The arrhythmia-focused Acutus Medical has moved forward with its IPO, with plans to raise about $158.8 million to help expand its commercial teams and complete the clinical testing of its heart-mapping catheters.
The company launched on the Nasdaq under the ticker “AFIB,” reflecting its work in atrial fibrillation. Acutus started with an offering of more than 8.8 million shares at $18 each, to more than double the $75 million it initially announced more than three weeks ago. That price rose nearly 50% after trading began, to about $26.50.
One year ago, Acutus brought in $100 million in venture capital funding through its series D round, plus $70 million in credit provided by Deerfield Management and an OrbiMed fund. With the latest IPO net proceeds, plus its existing cash and revenues, the company said in its prospectus that it expects to have enough to support both its commercial expansion and R&D activities for the next year.
This past February, the company received an FDA clearance for a real-time, 3D heart-mapping algorithm, to help electrophysiologists diagnose and treat both constant and transient arrhythmias.

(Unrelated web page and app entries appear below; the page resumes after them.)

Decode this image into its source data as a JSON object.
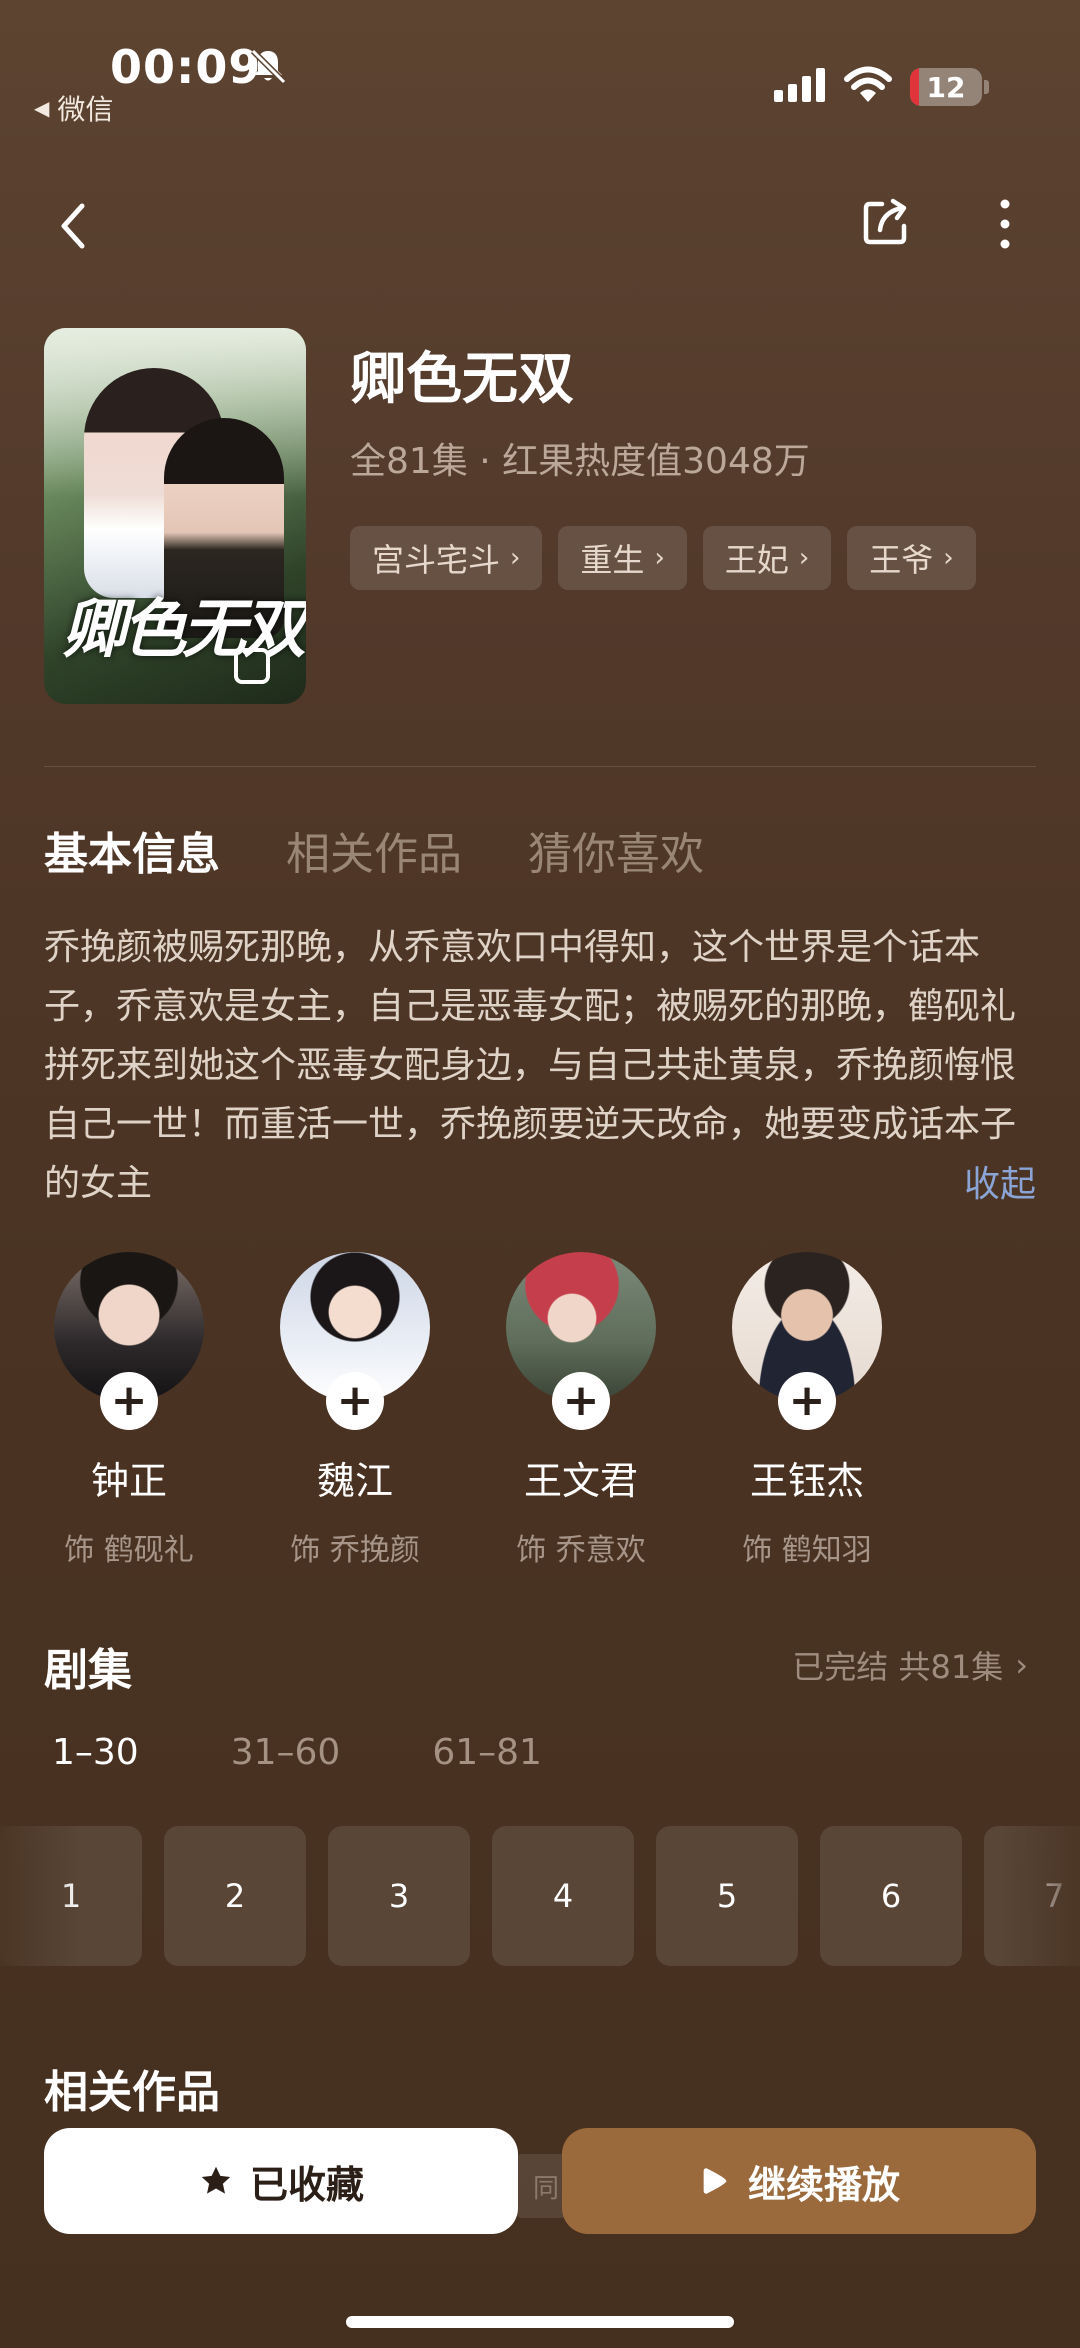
{
  "status_bar": {
    "time": "00:09",
    "back_app_label": "微信",
    "battery_level": 12,
    "battery_text": "12",
    "battery_color": "#e0333a"
  },
  "nav": {
    "back_icon": "chevron-left-icon",
    "share_icon": "share-icon",
    "more_icon": "more-vertical-icon"
  },
  "drama": {
    "title": "卿色无双",
    "poster_title": "卿色无双",
    "meta": "全81集 · 红果热度值3048万",
    "tags": [
      {
        "label": "宫斗宅斗"
      },
      {
        "label": "重生"
      },
      {
        "label": "王妃"
      },
      {
        "label": "王爷"
      }
    ]
  },
  "tabs": [
    {
      "label": "基本信息",
      "active": true
    },
    {
      "label": "相关作品",
      "active": false
    },
    {
      "label": "猜你喜欢",
      "active": false
    }
  ],
  "synopsis": {
    "text": "乔挽颜被赐死那晚，从乔意欢口中得知，这个世界是个话本子，乔意欢是女主，自己是恶毒女配；被赐死的那晚，鹤砚礼拼死来到她这个恶毒女配身边，与自己共赴黄泉，乔挽颜悔恨自己一世！而重活一世，乔挽颜要逆天改命，她要变成话本子的女主",
    "collapse_label": "收起"
  },
  "cast": [
    {
      "name": "钟正",
      "role": "饰 鹤砚礼"
    },
    {
      "name": "魏江",
      "role": "饰 乔挽颜"
    },
    {
      "name": "王文君",
      "role": "饰 乔意欢"
    },
    {
      "name": "王钰杰",
      "role": "饰 鹤知羽"
    }
  ],
  "episodes": {
    "title": "剧集",
    "status": "已完结 共81集",
    "ranges": [
      {
        "label": "1–30",
        "active": true
      },
      {
        "label": "31–60",
        "active": false
      },
      {
        "label": "61–81",
        "active": false
      }
    ],
    "items": [
      "1",
      "2",
      "3",
      "4",
      "5",
      "6",
      "7"
    ]
  },
  "related": {
    "title": "相关作品",
    "peek_text": "同"
  },
  "actions": {
    "favorite_label": "已收藏",
    "play_label": "继续播放",
    "favorite_icon": "star-icon",
    "play_icon": "play-icon",
    "play_color": "#9a6a3c"
  }
}
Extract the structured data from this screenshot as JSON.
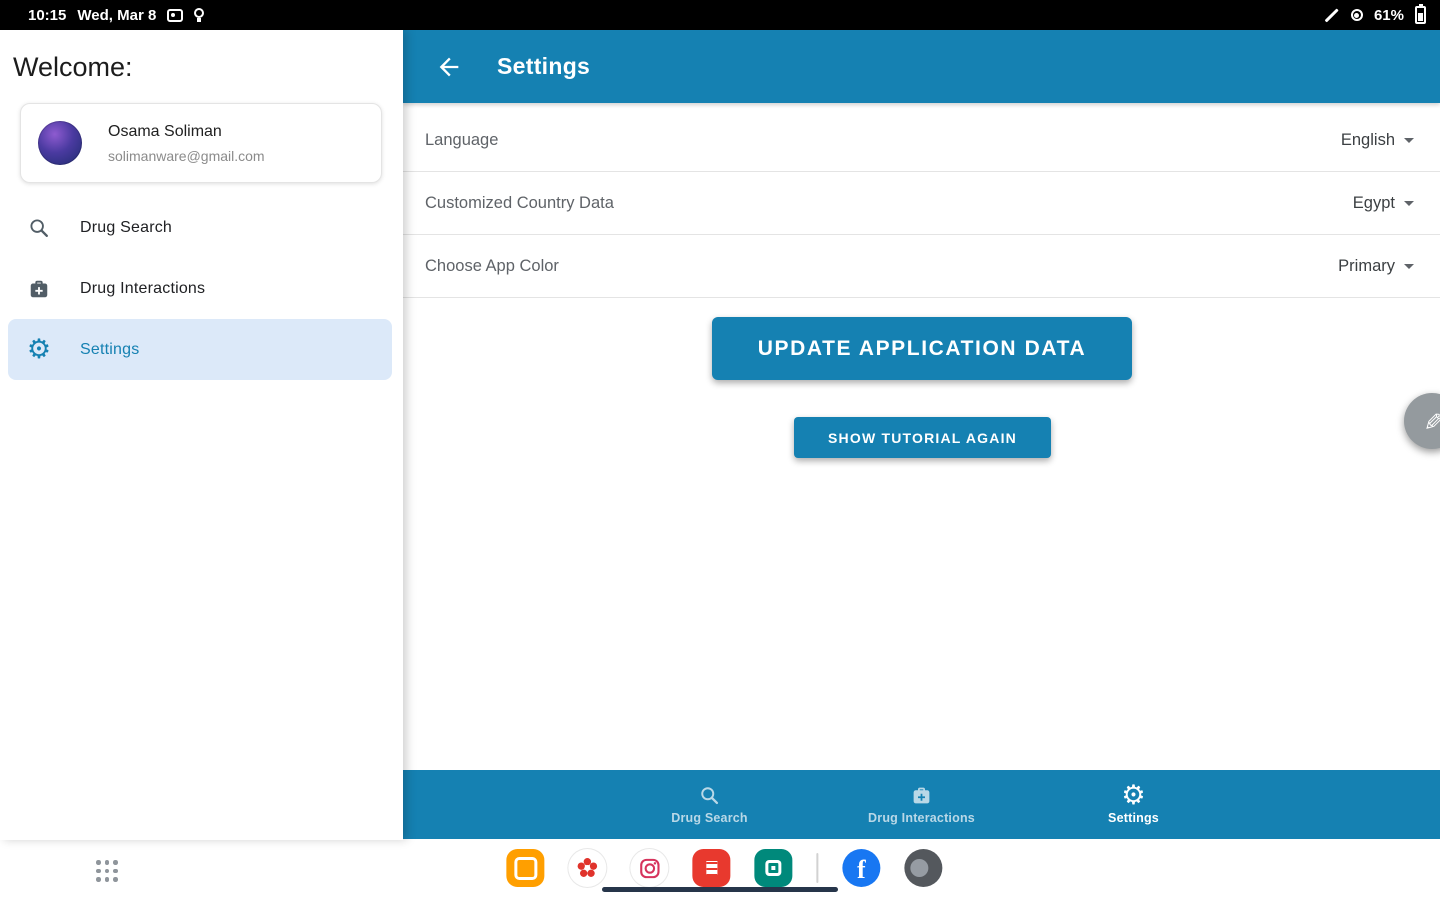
{
  "status_bar": {
    "time": "10:15",
    "date": "Wed, Mar 8",
    "battery_percent": "61%"
  },
  "sidebar": {
    "welcome": "Welcome:",
    "user": {
      "name": "Osama Soliman",
      "email": "solimanware@gmail.com"
    },
    "items": [
      {
        "label": "Drug Search",
        "icon": "search-icon"
      },
      {
        "label": "Drug Interactions",
        "icon": "medical-bag-icon"
      },
      {
        "label": "Settings",
        "icon": "gear-icon"
      }
    ]
  },
  "header": {
    "title": "Settings"
  },
  "settings": {
    "rows": [
      {
        "label": "Language",
        "value": "English"
      },
      {
        "label": "Customized Country Data",
        "value": "Egypt"
      },
      {
        "label": "Choose App Color",
        "value": "Primary"
      }
    ],
    "update_button": "UPDATE APPLICATION DATA",
    "tutorial_button": "SHOW TUTORIAL AGAIN"
  },
  "bottom_nav": {
    "items": [
      {
        "label": "Drug Search",
        "active": false
      },
      {
        "label": "Drug Interactions",
        "active": false
      },
      {
        "label": "Settings",
        "active": true
      }
    ]
  },
  "taskbar": {
    "apps": [
      "folder",
      "gallery",
      "instagram",
      "notes",
      "memo",
      "facebook",
      "browser"
    ]
  },
  "colors": {
    "primary": "#1581b2",
    "sidebar_active_bg": "#dce9f9",
    "status_bar_bg": "#000000"
  }
}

The AcQMap system allows physicians to map the electrical activity of the heart’s chambers and perform an ablation, then re-check the cardiac tissue to confirm the effect. It also identifies regions of slow electrical conduction, or focal points causing irregular activity that can lead to an irregular heartbeat.
More recently, Acutus launched an electrophysiology collaboration with the German medical device maker Biotronik in May, to provide a portfolio of catheter-based mapping and ablation products in select markets such as Europe and Asia.
Another of the alliance’s goals is to link a range of devices through Biotronik’s network, to help share real-time patient monitoring data following ablation procedures.
Acutus also worked with Stereotaxis to integrate its treatments with the latter’s telerobotic support. This allowed a patient to be treated with Acutus’ AcQMap system and Stereotaxis’ magnetic navigation system—consisting of two robotically controlled magnet arms placed on either side of the patient, which control a catheter with a magnet in its tip as it moves through the body. This also lets physicians and staff remain outside the procedure room, reducing radiation exposure.